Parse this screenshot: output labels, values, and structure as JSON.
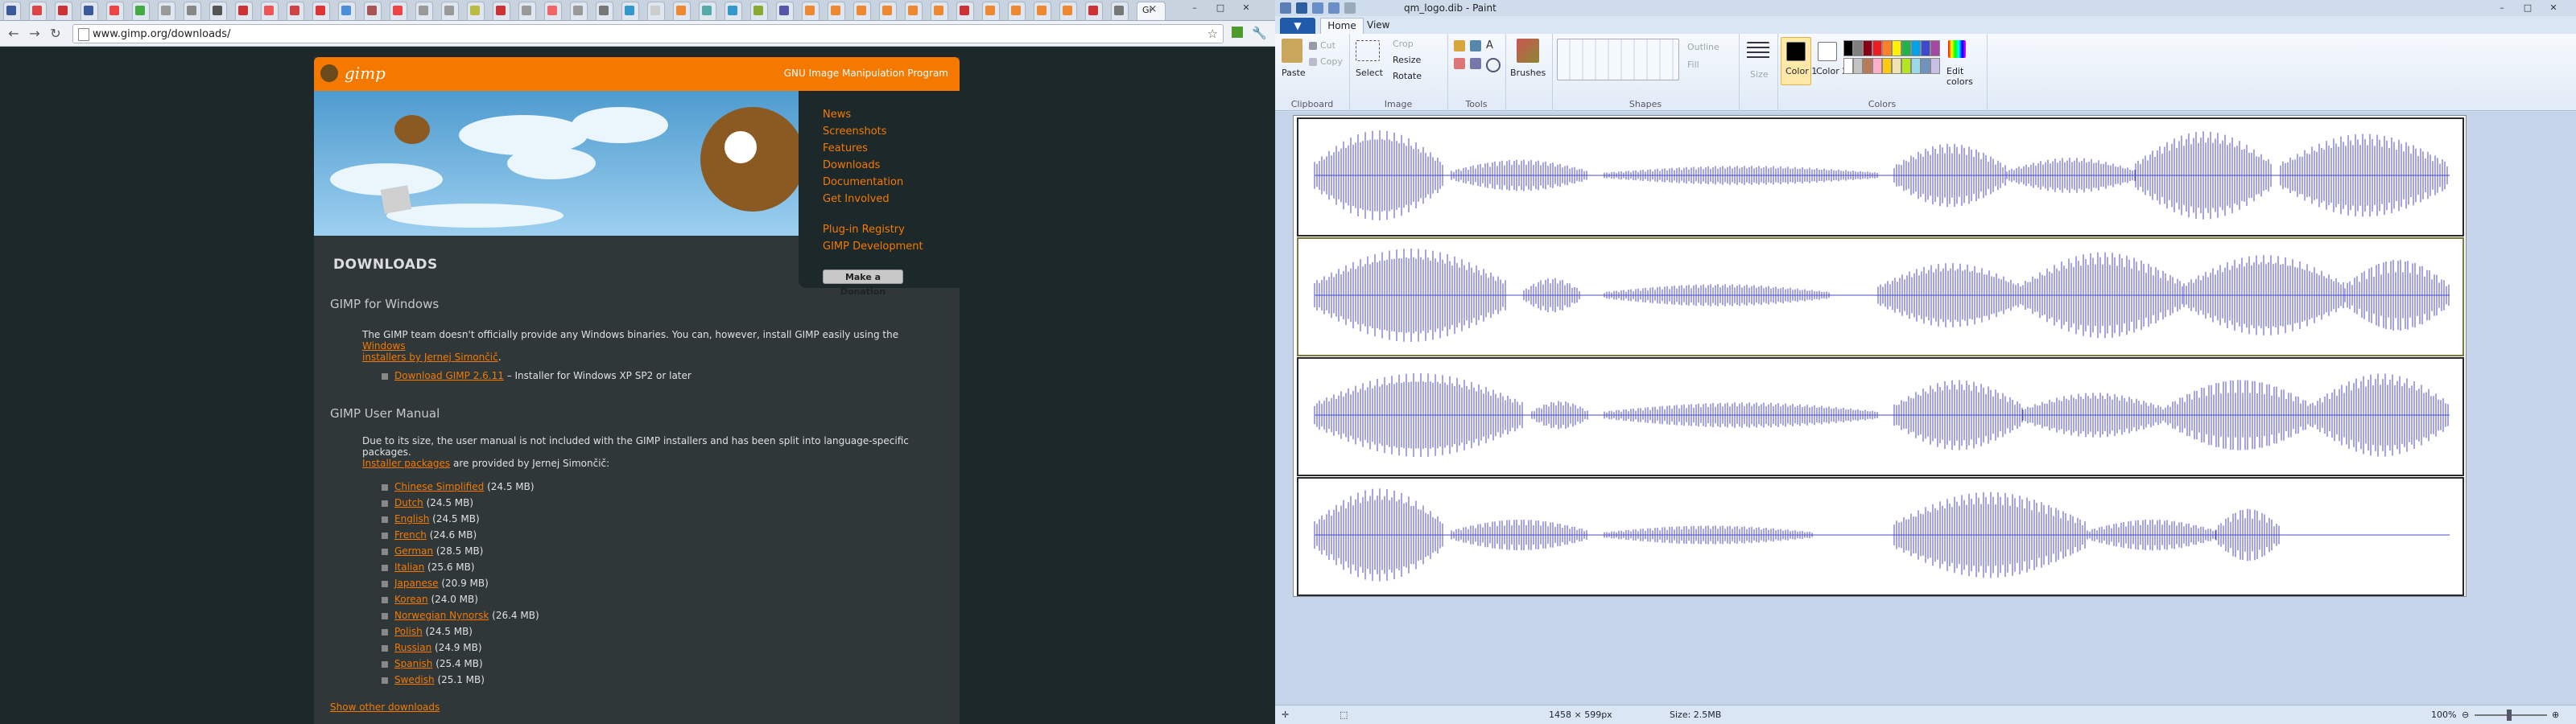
{
  "browser": {
    "url": "www.gimp.org/downloads/",
    "tab_label": "Gi",
    "tab_colors": [
      "#3b5998",
      "#d44",
      "#c33",
      "#3b5998",
      "#e44",
      "#4a4",
      "#999",
      "#888",
      "#555",
      "#c33",
      "#e55",
      "#c44",
      "#d33",
      "#4a90d9",
      "#a55",
      "#e44",
      "#999",
      "#999",
      "#bb4",
      "#cc3333",
      "#999",
      "#e66",
      "#999",
      "#777",
      "#39c",
      "#ccc",
      "#e83",
      "#5aa",
      "#39c",
      "#8a3",
      "#55a",
      "#e83",
      "#e83",
      "#e83",
      "#e83",
      "#e83",
      "#e83",
      "#c33",
      "#e83",
      "#e83",
      "#e83",
      "#e83",
      "#c33",
      "#777"
    ]
  },
  "gimp": {
    "logo_text": "gimp",
    "tagline": "GNU Image Manipulation Program",
    "nav": [
      "News",
      "Screenshots",
      "Features",
      "Downloads",
      "Documentation",
      "Get Involved"
    ],
    "nav2": [
      "Plug-in Registry",
      "GIMP Development"
    ],
    "donate": "Make a Donation",
    "title": "DOWNLOADS",
    "win_heading": "GIMP for Windows",
    "win_text_1": "The GIMP team doesn't officially provide any Windows binaries. You can, however, install GIMP easily using the",
    "win_link_a": "Windows",
    "win_link_b": "installers by Jernej Simončič",
    "win_dl_link": "Download GIMP 2.6.11",
    "win_dl_rest": " – Installer for Windows XP SP2 or later",
    "manual_heading": "GIMP User Manual",
    "manual_text_1": "Due to its size, the user manual is not included with the GIMP installers and has been split into language-specific packages.",
    "manual_link": "Installer packages",
    "manual_text_2": " are provided by Jernej Simončič:",
    "packages": [
      {
        "lang": "Chinese Simplified",
        "size": " (24.5 MB)"
      },
      {
        "lang": "Dutch",
        "size": " (24.5 MB)"
      },
      {
        "lang": "English",
        "size": " (24.5 MB)"
      },
      {
        "lang": "French",
        "size": " (24.6 MB)"
      },
      {
        "lang": "German",
        "size": " (28.5 MB)"
      },
      {
        "lang": "Italian",
        "size": " (25.6 MB)"
      },
      {
        "lang": "Japanese",
        "size": " (20.9 MB)"
      },
      {
        "lang": "Korean",
        "size": " (24.0 MB)"
      },
      {
        "lang": "Norwegian Nynorsk",
        "size": " (26.4 MB)"
      },
      {
        "lang": "Polish",
        "size": " (24.5 MB)"
      },
      {
        "lang": "Russian",
        "size": " (24.9 MB)"
      },
      {
        "lang": "Spanish",
        "size": " (25.4 MB)"
      },
      {
        "lang": "Swedish",
        "size": " (25.1 MB)"
      }
    ],
    "show_other": "Show other downloads"
  },
  "paint": {
    "title": "qm_logo.dib - Paint",
    "file_menu": "▼",
    "tabs": [
      "Home",
      "View"
    ],
    "clipboard": {
      "paste": "Paste",
      "cut": "Cut",
      "copy": "Copy",
      "label": "Clipboard"
    },
    "image": {
      "select": "Select",
      "crop": "Crop",
      "resize": "Resize",
      "rotate": "Rotate",
      "label": "Image"
    },
    "tools_label": "Tools",
    "brushes": "Brushes",
    "shapes": {
      "outline": "Outline",
      "fill": "Fill",
      "label": "Shapes"
    },
    "size": "Size",
    "color1": "Color 1",
    "color2": "Color 2",
    "colors_label": "Colors",
    "edit_colors": "Edit colors",
    "palette_row1": [
      "#000000",
      "#7f7f7f",
      "#880015",
      "#ed1c24",
      "#ff7f27",
      "#fff200",
      "#22b14c",
      "#00a2e8",
      "#3f48cc",
      "#a349a4"
    ],
    "palette_row2": [
      "#ffffff",
      "#c3c3c3",
      "#b97a57",
      "#ffaec9",
      "#ffc90e",
      "#efe4b0",
      "#b5e61d",
      "#99d9ea",
      "#7092be",
      "#c8bfe7"
    ],
    "wave_color": "#4a4acc",
    "status": {
      "dims": "1458 × 599px",
      "size": "Size: 2.5MB",
      "zoom": "100%"
    }
  }
}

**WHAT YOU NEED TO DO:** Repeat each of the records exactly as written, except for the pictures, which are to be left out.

**YOUR RESPONSE:**
Parse this screenshot: output labels, values, and structure as JSON.
{
  "browser": {
    "url": "www.gimp.org/downloads/",
    "tab_label": "Gi",
    "tab_colors": [
      "#3b5998",
      "#d44",
      "#c33",
      "#3b5998",
      "#e44",
      "#4a4",
      "#999",
      "#888",
      "#555",
      "#c33",
      "#e55",
      "#c44",
      "#d33",
      "#4a90d9",
      "#a55",
      "#e44",
      "#999",
      "#999",
      "#bb4",
      "#cc3333",
      "#999",
      "#e66",
      "#999",
      "#777",
      "#39c",
      "#ccc",
      "#e83",
      "#5aa",
      "#39c",
      "#8a3",
      "#55a",
      "#e83",
      "#e83",
      "#e83",
      "#e83",
      "#e83",
      "#e83",
      "#c33",
      "#e83",
      "#e83",
      "#e83",
      "#e83",
      "#c33",
      "#777"
    ]
  },
  "gimp": {
    "logo_text": "gimp",
    "tagline": "GNU Image Manipulation Program",
    "nav": [
      "News",
      "Screenshots",
      "Features",
      "Downloads",
      "Documentation",
      "Get Involved"
    ],
    "nav2": [
      "Plug-in Registry",
      "GIMP Development"
    ],
    "donate": "Make a Donation",
    "title": "DOWNLOADS",
    "win_heading": "GIMP for Windows",
    "win_text_1": "The GIMP team doesn't officially provide any Windows binaries. You can, however, install GIMP easily using the",
    "win_link_a": "Windows",
    "win_link_b": "installers by Jernej Simončič",
    "win_dl_link": "Download GIMP 2.6.11",
    "win_dl_rest": " – Installer for Windows XP SP2 or later",
    "manual_heading": "GIMP User Manual",
    "manual_text_1": "Due to its size, the user manual is not included with the GIMP installers and has been split into language-specific packages.",
    "manual_link": "Installer packages",
    "manual_text_2": " are provided by Jernej Simončič:",
    "packages": [
      {
        "lang": "Chinese Simplified",
        "size": " (24.5 MB)"
      },
      {
        "lang": "Dutch",
        "size": " (24.5 MB)"
      },
      {
        "lang": "English",
        "size": " (24.5 MB)"
      },
      {
        "lang": "French",
        "size": " (24.6 MB)"
      },
      {
        "lang": "German",
        "size": " (28.5 MB)"
      },
      {
        "lang": "Italian",
        "size": " (25.6 MB)"
      },
      {
        "lang": "Japanese",
        "size": " (20.9 MB)"
      },
      {
        "lang": "Korean",
        "size": " (24.0 MB)"
      },
      {
        "lang": "Norwegian Nynorsk",
        "size": " (26.4 MB)"
      },
      {
        "lang": "Polish",
        "size": " (24.5 MB)"
      },
      {
        "lang": "Russian",
        "size": " (24.9 MB)"
      },
      {
        "lang": "Spanish",
        "size": " (25.4 MB)"
      },
      {
        "lang": "Swedish",
        "size": " (25.1 MB)"
      }
    ],
    "show_other": "Show other downloads"
  },
  "paint": {
    "title": "qm_logo.dib - Paint",
    "file_menu": "▼",
    "tabs": [
      "Home",
      "View"
    ],
    "clipboard": {
      "paste": "Paste",
      "cut": "Cut",
      "copy": "Copy",
      "label": "Clipboard"
    },
    "image": {
      "select": "Select",
      "crop": "Crop",
      "resize": "Resize",
      "rotate": "Rotate",
      "label": "Image"
    },
    "tools_label": "Tools",
    "brushes": "Brushes",
    "shapes": {
      "outline": "Outline",
      "fill": "Fill",
      "label": "Shapes"
    },
    "size": "Size",
    "color1": "Color 1",
    "color2": "Color 2",
    "colors_label": "Colors",
    "edit_colors": "Edit colors",
    "palette_row1": [
      "#000000",
      "#7f7f7f",
      "#880015",
      "#ed1c24",
      "#ff7f27",
      "#fff200",
      "#22b14c",
      "#00a2e8",
      "#3f48cc",
      "#a349a4"
    ],
    "palette_row2": [
      "#ffffff",
      "#c3c3c3",
      "#b97a57",
      "#ffaec9",
      "#ffc90e",
      "#efe4b0",
      "#b5e61d",
      "#99d9ea",
      "#7092be",
      "#c8bfe7"
    ],
    "wave_color": "#4a4acc",
    "status": {
      "dims": "1458 × 599px",
      "size": "Size: 2.5MB",
      "zoom": "100%"
    }
  }
}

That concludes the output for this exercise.